Data supplied:
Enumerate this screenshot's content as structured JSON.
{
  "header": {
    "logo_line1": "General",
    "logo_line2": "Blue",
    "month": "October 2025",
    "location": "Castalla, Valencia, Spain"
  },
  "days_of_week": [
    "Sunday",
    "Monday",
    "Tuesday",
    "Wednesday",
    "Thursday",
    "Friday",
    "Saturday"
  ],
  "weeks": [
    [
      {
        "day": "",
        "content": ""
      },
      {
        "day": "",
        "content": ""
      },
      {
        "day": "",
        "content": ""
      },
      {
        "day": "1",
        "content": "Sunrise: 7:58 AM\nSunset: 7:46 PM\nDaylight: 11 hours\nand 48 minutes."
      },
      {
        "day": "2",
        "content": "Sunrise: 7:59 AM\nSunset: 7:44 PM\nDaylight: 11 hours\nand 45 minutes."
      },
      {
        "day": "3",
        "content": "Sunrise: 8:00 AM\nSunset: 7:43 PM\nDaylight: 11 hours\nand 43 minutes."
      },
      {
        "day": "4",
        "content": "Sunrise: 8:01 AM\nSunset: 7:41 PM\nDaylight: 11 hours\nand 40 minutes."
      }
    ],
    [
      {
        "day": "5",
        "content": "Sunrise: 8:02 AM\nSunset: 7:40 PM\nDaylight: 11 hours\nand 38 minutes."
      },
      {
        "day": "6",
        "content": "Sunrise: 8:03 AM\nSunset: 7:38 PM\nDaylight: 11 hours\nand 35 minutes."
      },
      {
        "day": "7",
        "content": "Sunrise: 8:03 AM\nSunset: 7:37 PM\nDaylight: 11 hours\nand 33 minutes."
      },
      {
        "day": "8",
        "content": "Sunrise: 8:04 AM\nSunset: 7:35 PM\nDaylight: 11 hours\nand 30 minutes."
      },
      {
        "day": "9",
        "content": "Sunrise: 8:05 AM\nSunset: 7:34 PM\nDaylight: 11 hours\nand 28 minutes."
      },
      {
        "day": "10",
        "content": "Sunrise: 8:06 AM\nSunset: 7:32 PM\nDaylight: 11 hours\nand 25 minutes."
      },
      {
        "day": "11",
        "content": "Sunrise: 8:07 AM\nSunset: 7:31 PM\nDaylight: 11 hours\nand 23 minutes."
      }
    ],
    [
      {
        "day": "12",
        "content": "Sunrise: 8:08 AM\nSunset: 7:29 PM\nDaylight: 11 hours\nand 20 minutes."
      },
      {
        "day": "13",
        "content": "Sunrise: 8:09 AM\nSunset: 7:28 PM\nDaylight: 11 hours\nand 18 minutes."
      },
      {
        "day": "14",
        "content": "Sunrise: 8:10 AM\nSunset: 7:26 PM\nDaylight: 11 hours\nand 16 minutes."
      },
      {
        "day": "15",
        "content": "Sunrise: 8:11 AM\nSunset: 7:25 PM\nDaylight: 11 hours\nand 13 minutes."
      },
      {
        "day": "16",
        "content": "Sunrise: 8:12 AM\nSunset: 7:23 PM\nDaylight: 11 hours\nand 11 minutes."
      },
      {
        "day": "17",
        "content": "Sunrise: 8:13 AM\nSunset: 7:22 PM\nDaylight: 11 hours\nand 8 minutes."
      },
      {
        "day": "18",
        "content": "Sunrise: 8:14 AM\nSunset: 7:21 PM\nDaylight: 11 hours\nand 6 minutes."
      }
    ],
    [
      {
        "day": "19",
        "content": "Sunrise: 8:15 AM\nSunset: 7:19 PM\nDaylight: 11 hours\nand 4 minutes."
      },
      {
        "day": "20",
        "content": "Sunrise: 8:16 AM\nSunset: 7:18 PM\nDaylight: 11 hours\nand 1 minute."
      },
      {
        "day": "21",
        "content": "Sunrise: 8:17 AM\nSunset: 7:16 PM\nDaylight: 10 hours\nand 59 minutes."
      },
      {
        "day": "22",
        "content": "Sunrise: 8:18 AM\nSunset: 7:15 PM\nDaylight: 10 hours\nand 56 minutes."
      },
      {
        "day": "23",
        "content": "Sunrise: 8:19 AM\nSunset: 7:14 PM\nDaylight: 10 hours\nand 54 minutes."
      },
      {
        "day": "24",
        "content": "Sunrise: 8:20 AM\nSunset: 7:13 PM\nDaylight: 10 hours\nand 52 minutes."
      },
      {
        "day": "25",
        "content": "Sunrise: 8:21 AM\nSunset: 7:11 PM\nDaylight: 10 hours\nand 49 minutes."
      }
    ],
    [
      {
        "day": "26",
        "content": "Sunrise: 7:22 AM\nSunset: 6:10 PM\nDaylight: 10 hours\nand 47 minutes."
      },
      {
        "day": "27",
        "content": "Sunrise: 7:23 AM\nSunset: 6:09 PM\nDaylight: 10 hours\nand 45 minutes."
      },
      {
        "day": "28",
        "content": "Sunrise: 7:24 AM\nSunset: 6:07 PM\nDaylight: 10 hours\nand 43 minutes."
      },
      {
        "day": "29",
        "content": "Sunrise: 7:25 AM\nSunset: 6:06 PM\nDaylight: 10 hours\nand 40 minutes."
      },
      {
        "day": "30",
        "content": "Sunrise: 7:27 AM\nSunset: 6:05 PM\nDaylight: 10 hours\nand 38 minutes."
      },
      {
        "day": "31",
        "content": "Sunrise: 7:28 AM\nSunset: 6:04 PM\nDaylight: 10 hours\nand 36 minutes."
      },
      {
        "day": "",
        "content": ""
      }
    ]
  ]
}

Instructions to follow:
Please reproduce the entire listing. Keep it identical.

Result for this task:
Enumerate this screenshot's content as structured JSON.
{
  "header": {
    "logo_line1": "General",
    "logo_line2": "Blue",
    "month": "October 2025",
    "location": "Castalla, Valencia, Spain"
  },
  "days_of_week": [
    "Sunday",
    "Monday",
    "Tuesday",
    "Wednesday",
    "Thursday",
    "Friday",
    "Saturday"
  ],
  "weeks": [
    [
      {
        "day": "",
        "content": ""
      },
      {
        "day": "",
        "content": ""
      },
      {
        "day": "",
        "content": ""
      },
      {
        "day": "1",
        "content": "Sunrise: 7:58 AM\nSunset: 7:46 PM\nDaylight: 11 hours\nand 48 minutes."
      },
      {
        "day": "2",
        "content": "Sunrise: 7:59 AM\nSunset: 7:44 PM\nDaylight: 11 hours\nand 45 minutes."
      },
      {
        "day": "3",
        "content": "Sunrise: 8:00 AM\nSunset: 7:43 PM\nDaylight: 11 hours\nand 43 minutes."
      },
      {
        "day": "4",
        "content": "Sunrise: 8:01 AM\nSunset: 7:41 PM\nDaylight: 11 hours\nand 40 minutes."
      }
    ],
    [
      {
        "day": "5",
        "content": "Sunrise: 8:02 AM\nSunset: 7:40 PM\nDaylight: 11 hours\nand 38 minutes."
      },
      {
        "day": "6",
        "content": "Sunrise: 8:03 AM\nSunset: 7:38 PM\nDaylight: 11 hours\nand 35 minutes."
      },
      {
        "day": "7",
        "content": "Sunrise: 8:03 AM\nSunset: 7:37 PM\nDaylight: 11 hours\nand 33 minutes."
      },
      {
        "day": "8",
        "content": "Sunrise: 8:04 AM\nSunset: 7:35 PM\nDaylight: 11 hours\nand 30 minutes."
      },
      {
        "day": "9",
        "content": "Sunrise: 8:05 AM\nSunset: 7:34 PM\nDaylight: 11 hours\nand 28 minutes."
      },
      {
        "day": "10",
        "content": "Sunrise: 8:06 AM\nSunset: 7:32 PM\nDaylight: 11 hours\nand 25 minutes."
      },
      {
        "day": "11",
        "content": "Sunrise: 8:07 AM\nSunset: 7:31 PM\nDaylight: 11 hours\nand 23 minutes."
      }
    ],
    [
      {
        "day": "12",
        "content": "Sunrise: 8:08 AM\nSunset: 7:29 PM\nDaylight: 11 hours\nand 20 minutes."
      },
      {
        "day": "13",
        "content": "Sunrise: 8:09 AM\nSunset: 7:28 PM\nDaylight: 11 hours\nand 18 minutes."
      },
      {
        "day": "14",
        "content": "Sunrise: 8:10 AM\nSunset: 7:26 PM\nDaylight: 11 hours\nand 16 minutes."
      },
      {
        "day": "15",
        "content": "Sunrise: 8:11 AM\nSunset: 7:25 PM\nDaylight: 11 hours\nand 13 minutes."
      },
      {
        "day": "16",
        "content": "Sunrise: 8:12 AM\nSunset: 7:23 PM\nDaylight: 11 hours\nand 11 minutes."
      },
      {
        "day": "17",
        "content": "Sunrise: 8:13 AM\nSunset: 7:22 PM\nDaylight: 11 hours\nand 8 minutes."
      },
      {
        "day": "18",
        "content": "Sunrise: 8:14 AM\nSunset: 7:21 PM\nDaylight: 11 hours\nand 6 minutes."
      }
    ],
    [
      {
        "day": "19",
        "content": "Sunrise: 8:15 AM\nSunset: 7:19 PM\nDaylight: 11 hours\nand 4 minutes."
      },
      {
        "day": "20",
        "content": "Sunrise: 8:16 AM\nSunset: 7:18 PM\nDaylight: 11 hours\nand 1 minute."
      },
      {
        "day": "21",
        "content": "Sunrise: 8:17 AM\nSunset: 7:16 PM\nDaylight: 10 hours\nand 59 minutes."
      },
      {
        "day": "22",
        "content": "Sunrise: 8:18 AM\nSunset: 7:15 PM\nDaylight: 10 hours\nand 56 minutes."
      },
      {
        "day": "23",
        "content": "Sunrise: 8:19 AM\nSunset: 7:14 PM\nDaylight: 10 hours\nand 54 minutes."
      },
      {
        "day": "24",
        "content": "Sunrise: 8:20 AM\nSunset: 7:13 PM\nDaylight: 10 hours\nand 52 minutes."
      },
      {
        "day": "25",
        "content": "Sunrise: 8:21 AM\nSunset: 7:11 PM\nDaylight: 10 hours\nand 49 minutes."
      }
    ],
    [
      {
        "day": "26",
        "content": "Sunrise: 7:22 AM\nSunset: 6:10 PM\nDaylight: 10 hours\nand 47 minutes."
      },
      {
        "day": "27",
        "content": "Sunrise: 7:23 AM\nSunset: 6:09 PM\nDaylight: 10 hours\nand 45 minutes."
      },
      {
        "day": "28",
        "content": "Sunrise: 7:24 AM\nSunset: 6:07 PM\nDaylight: 10 hours\nand 43 minutes."
      },
      {
        "day": "29",
        "content": "Sunrise: 7:25 AM\nSunset: 6:06 PM\nDaylight: 10 hours\nand 40 minutes."
      },
      {
        "day": "30",
        "content": "Sunrise: 7:27 AM\nSunset: 6:05 PM\nDaylight: 10 hours\nand 38 minutes."
      },
      {
        "day": "31",
        "content": "Sunrise: 7:28 AM\nSunset: 6:04 PM\nDaylight: 10 hours\nand 36 minutes."
      },
      {
        "day": "",
        "content": ""
      }
    ]
  ]
}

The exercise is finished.